*How to complete this task*:
Copy out each line featuring the string "excel" from the entries beneath.

Data extract: Begin

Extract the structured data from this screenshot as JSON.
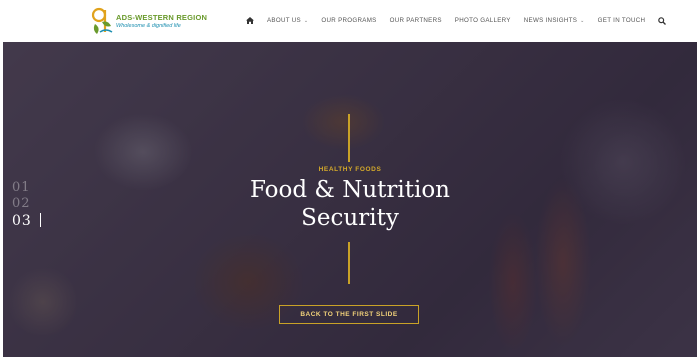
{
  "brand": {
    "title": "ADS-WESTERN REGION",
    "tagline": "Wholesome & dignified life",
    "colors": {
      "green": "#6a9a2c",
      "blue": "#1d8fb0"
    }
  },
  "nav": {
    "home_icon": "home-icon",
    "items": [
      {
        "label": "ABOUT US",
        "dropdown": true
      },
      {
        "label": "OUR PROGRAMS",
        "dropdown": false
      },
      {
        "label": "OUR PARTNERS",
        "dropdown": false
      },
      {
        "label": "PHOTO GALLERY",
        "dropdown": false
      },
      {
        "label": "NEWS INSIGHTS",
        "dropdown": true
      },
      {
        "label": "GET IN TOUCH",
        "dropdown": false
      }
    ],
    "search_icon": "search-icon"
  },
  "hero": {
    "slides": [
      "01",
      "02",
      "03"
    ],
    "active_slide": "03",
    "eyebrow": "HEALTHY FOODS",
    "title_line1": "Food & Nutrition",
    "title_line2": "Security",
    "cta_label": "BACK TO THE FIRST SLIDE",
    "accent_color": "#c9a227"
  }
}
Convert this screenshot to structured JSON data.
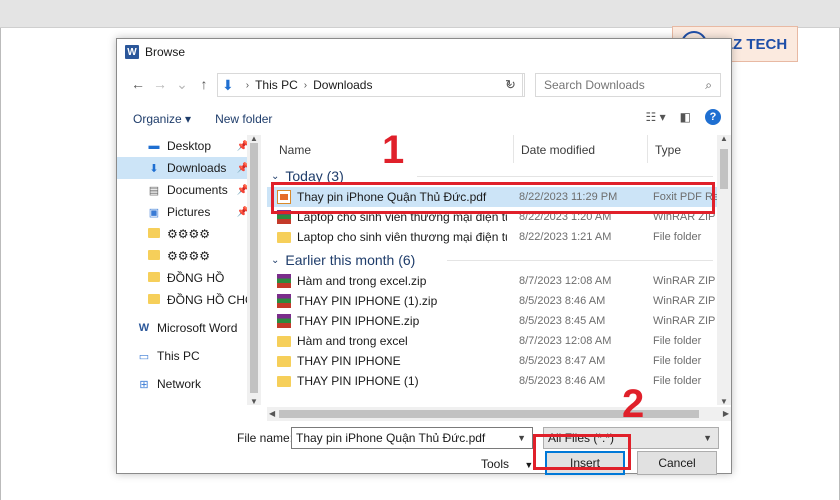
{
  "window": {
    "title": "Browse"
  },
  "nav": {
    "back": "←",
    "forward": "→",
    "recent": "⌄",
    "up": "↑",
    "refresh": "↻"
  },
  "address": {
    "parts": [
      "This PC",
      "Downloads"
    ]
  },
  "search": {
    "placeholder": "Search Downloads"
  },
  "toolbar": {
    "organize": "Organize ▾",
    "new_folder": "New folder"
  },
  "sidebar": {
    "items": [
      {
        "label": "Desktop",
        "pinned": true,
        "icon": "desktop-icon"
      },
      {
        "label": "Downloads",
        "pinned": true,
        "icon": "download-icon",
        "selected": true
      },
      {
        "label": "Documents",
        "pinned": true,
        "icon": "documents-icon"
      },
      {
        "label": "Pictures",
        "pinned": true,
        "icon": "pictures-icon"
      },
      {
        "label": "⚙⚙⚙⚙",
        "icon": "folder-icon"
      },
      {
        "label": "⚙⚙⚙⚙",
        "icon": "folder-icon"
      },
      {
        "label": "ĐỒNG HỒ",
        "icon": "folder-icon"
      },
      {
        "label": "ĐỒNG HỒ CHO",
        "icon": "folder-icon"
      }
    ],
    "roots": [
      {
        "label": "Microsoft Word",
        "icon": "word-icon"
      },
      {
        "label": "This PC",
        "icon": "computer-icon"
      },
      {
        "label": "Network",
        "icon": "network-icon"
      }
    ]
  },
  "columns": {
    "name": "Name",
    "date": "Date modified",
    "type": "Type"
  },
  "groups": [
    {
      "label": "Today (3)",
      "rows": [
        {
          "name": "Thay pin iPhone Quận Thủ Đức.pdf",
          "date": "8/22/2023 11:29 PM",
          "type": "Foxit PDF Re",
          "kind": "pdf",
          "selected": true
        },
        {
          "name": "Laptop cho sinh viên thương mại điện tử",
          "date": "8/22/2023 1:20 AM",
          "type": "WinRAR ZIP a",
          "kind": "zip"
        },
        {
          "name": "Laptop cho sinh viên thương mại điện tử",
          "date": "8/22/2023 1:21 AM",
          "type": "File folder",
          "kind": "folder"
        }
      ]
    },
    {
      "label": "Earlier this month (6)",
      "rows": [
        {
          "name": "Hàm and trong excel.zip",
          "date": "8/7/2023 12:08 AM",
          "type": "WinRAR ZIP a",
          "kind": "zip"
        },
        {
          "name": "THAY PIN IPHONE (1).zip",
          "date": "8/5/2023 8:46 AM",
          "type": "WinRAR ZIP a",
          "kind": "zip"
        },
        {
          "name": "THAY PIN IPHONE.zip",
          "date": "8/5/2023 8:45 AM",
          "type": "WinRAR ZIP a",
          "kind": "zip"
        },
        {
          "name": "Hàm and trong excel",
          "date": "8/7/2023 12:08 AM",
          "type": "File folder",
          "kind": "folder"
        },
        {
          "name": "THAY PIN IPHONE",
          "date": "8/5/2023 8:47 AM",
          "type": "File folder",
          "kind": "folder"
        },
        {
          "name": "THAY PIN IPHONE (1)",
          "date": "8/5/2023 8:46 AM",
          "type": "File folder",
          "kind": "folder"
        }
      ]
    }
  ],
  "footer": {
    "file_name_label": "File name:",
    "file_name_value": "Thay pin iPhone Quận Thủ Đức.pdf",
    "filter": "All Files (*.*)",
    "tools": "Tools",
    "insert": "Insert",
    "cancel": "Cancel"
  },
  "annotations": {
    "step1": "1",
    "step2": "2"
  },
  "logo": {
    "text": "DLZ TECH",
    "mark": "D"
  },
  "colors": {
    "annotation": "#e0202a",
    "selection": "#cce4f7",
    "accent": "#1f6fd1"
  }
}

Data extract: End

*Answer space*:
          "name": "Hàm and trong excel.zip",
          "name": "Hàm and trong excel",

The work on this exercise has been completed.